Aim of the exercise: Each record below needs to be written out exactly as it appears.

=-=-=

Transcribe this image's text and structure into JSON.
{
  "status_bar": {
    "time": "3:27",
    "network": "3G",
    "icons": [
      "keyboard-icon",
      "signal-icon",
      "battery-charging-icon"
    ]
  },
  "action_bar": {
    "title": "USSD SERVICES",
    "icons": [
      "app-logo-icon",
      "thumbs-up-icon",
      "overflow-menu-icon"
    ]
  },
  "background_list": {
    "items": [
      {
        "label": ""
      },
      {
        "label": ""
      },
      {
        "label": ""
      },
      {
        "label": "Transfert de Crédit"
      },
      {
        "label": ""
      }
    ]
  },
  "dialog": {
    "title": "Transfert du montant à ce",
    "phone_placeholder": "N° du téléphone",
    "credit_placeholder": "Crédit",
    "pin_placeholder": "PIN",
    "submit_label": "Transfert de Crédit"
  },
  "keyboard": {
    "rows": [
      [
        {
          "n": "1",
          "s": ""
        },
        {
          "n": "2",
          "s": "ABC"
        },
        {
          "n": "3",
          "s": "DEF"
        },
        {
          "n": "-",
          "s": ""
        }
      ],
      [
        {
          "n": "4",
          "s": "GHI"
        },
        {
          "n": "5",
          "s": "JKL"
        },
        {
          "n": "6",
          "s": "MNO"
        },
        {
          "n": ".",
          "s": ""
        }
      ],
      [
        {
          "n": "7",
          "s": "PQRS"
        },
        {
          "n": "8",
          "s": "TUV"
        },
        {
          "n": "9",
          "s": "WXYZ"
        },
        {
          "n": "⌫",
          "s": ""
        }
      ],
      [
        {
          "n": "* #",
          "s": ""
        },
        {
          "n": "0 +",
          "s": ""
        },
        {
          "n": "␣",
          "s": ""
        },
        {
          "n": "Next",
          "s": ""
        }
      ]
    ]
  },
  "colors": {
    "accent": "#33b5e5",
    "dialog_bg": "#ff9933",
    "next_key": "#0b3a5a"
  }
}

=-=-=

Response:
Transcribe this image's text and structure into JSON.
{
  "status_bar": {
    "time": "3:27",
    "network": "3G",
    "icons": [
      "keyboard-icon",
      "signal-icon",
      "battery-charging-icon"
    ]
  },
  "action_bar": {
    "title": "USSD SERVICES",
    "icons": [
      "app-logo-icon",
      "thumbs-up-icon",
      "overflow-menu-icon"
    ]
  },
  "background_list": {
    "items": [
      {
        "label": ""
      },
      {
        "label": ""
      },
      {
        "label": ""
      },
      {
        "label": "Transfert de Crédit"
      },
      {
        "label": ""
      }
    ]
  },
  "dialog": {
    "title": "Transfert du montant à ce",
    "phone_placeholder": "N° du téléphone",
    "credit_placeholder": "Crédit",
    "pin_placeholder": "PIN",
    "submit_label": "Transfert de Crédit"
  },
  "keyboard": {
    "rows": [
      [
        {
          "n": "1",
          "s": ""
        },
        {
          "n": "2",
          "s": "ABC"
        },
        {
          "n": "3",
          "s": "DEF"
        },
        {
          "n": "-",
          "s": ""
        }
      ],
      [
        {
          "n": "4",
          "s": "GHI"
        },
        {
          "n": "5",
          "s": "JKL"
        },
        {
          "n": "6",
          "s": "MNO"
        },
        {
          "n": ".",
          "s": ""
        }
      ],
      [
        {
          "n": "7",
          "s": "PQRS"
        },
        {
          "n": "8",
          "s": "TUV"
        },
        {
          "n": "9",
          "s": "WXYZ"
        },
        {
          "n": "⌫",
          "s": ""
        }
      ],
      [
        {
          "n": "* #",
          "s": ""
        },
        {
          "n": "0 +",
          "s": ""
        },
        {
          "n": "␣",
          "s": ""
        },
        {
          "n": "Next",
          "s": ""
        }
      ]
    ]
  },
  "colors": {
    "accent": "#33b5e5",
    "dialog_bg": "#ff9933",
    "next_key": "#0b3a5a"
  }
}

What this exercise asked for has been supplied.